I just ran across this on my Amazon author bio page (here). It answers some questions I've gotten lately about how I got started building.
I started building almost 50 years ago, and have lived in a self-built home ever since. If I'd been able to buy a wonderful old good-feeling house, I might have never started building. But it was always cheaper to build than to buy, and by building myself, I could design what I wanted and use materials I wanted to live with.
   I set off to learn the art of building in 1960. I liked the whole process immensely. Hammering nails, framing—delineating space. The smell in lumber yards. Nailing down the sub-floor, the roof decking. It's a thrill when you first step on the floor you've just created.
   Ideally I'd have worked with a master carpenter long enough to learn the basics, but there was never time. I learned from friends and books and by blundering my way into a process that required a certain amount of competence. My perspective was that of a novice, a homeowner -- rather than a pro. As I learned, I felt that I could tell others how to build, or at least get them started on the path to creating their own homes.

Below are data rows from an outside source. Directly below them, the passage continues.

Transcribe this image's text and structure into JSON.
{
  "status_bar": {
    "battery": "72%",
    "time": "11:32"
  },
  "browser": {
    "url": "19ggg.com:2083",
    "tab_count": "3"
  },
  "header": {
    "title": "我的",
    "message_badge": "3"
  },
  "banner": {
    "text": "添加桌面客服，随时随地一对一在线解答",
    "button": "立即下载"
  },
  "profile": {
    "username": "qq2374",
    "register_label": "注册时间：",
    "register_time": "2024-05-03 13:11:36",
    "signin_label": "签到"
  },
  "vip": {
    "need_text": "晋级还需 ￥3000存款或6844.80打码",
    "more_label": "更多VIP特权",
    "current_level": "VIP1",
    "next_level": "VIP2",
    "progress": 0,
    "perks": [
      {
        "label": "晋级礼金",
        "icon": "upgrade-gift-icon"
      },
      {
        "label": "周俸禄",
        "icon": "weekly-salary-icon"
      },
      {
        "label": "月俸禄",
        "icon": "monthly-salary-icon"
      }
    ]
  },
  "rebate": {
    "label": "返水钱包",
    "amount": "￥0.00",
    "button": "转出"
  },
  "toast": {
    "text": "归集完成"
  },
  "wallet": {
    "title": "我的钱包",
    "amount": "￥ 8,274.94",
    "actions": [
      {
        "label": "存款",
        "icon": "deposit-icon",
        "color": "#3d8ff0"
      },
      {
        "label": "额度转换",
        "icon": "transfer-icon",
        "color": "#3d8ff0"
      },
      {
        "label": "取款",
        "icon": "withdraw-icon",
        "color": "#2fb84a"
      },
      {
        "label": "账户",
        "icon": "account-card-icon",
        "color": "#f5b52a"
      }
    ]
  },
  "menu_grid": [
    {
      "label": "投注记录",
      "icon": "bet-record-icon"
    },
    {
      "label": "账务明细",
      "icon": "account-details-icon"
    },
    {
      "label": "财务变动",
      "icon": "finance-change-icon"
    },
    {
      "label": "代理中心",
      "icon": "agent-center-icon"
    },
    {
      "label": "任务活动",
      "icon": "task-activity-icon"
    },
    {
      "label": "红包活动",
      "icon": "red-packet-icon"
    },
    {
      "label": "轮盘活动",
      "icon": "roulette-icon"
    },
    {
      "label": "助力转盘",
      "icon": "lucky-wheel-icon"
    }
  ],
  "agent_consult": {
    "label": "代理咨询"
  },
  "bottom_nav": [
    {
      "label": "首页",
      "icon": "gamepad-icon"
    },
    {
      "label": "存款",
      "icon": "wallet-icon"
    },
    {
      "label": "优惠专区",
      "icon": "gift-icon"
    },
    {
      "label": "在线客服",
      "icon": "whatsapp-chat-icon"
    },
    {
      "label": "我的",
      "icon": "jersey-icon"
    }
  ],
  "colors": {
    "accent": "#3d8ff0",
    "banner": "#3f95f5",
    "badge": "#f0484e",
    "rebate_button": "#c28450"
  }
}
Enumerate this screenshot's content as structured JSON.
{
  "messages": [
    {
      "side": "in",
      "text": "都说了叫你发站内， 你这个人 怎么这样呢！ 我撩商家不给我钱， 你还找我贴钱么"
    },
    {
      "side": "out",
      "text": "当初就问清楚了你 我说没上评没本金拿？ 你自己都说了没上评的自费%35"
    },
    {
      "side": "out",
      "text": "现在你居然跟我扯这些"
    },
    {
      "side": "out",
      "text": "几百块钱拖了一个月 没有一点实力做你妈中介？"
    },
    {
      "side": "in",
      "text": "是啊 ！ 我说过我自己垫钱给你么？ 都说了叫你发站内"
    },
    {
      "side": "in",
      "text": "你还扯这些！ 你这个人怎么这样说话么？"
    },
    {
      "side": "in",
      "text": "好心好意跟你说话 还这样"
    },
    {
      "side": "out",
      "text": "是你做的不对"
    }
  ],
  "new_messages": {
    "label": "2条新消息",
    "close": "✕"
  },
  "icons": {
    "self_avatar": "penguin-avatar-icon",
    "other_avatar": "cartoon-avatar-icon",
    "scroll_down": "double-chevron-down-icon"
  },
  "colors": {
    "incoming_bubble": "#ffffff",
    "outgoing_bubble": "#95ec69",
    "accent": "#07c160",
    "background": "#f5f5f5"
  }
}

   Through the years I've personally gone from post and beam to geodesic domes to stud frame construction. It's been a constant learning process, and this has led me into investigating many methods of construction -- I'm interested in them all. For five years, the late '60s to early '70s, I built geodesic domes. I got into being a publisher by producing Domebook One in 1970 and Domebook 2 in 1971.
   I then gave up on domes (as homes) and published our namesake Shelter in 1973. We've published books on a variety of subjects over the years, and returned to our roots with Home Work: Handbuilt Shelter in 2004, The Barefoot Architect in 2008, Builders of the Pacific Coast in 2008, Tiny Homes: Simple Shelter in 2012 and now Tiny Homes On the Move: Wheels & Water.
  I often ask architects if they know the definition of architecture: the art and science of building.
   Building is my favorite subject. Even in this day and age, building a house with your own hands can save you a ton of money (I've never had a mortgage) and -- if you follow it through -- you can get what you want in a home.
Pic is when I was building a big timber house at Rancho Rico in Big Sur in 1966. Today's my birthday,  48 years later. Gad!

A Hotel Hooks up to The Tiny Houses Trend, Campfire Included.

" While some hotels trumpet the ample square footage of their guest rooms, others rely on quirky coziness to attract customers. Yotel, for example, offers ship-cabin-inspired rooms at several European airports and operates a full-sized hotel filled with snug (170-square foot), extremely efficiently-designed rooms near Times Square in New York City. The chain plans to open another Yotel hotel on upscale Orchard Street in Singapore..."
Click here.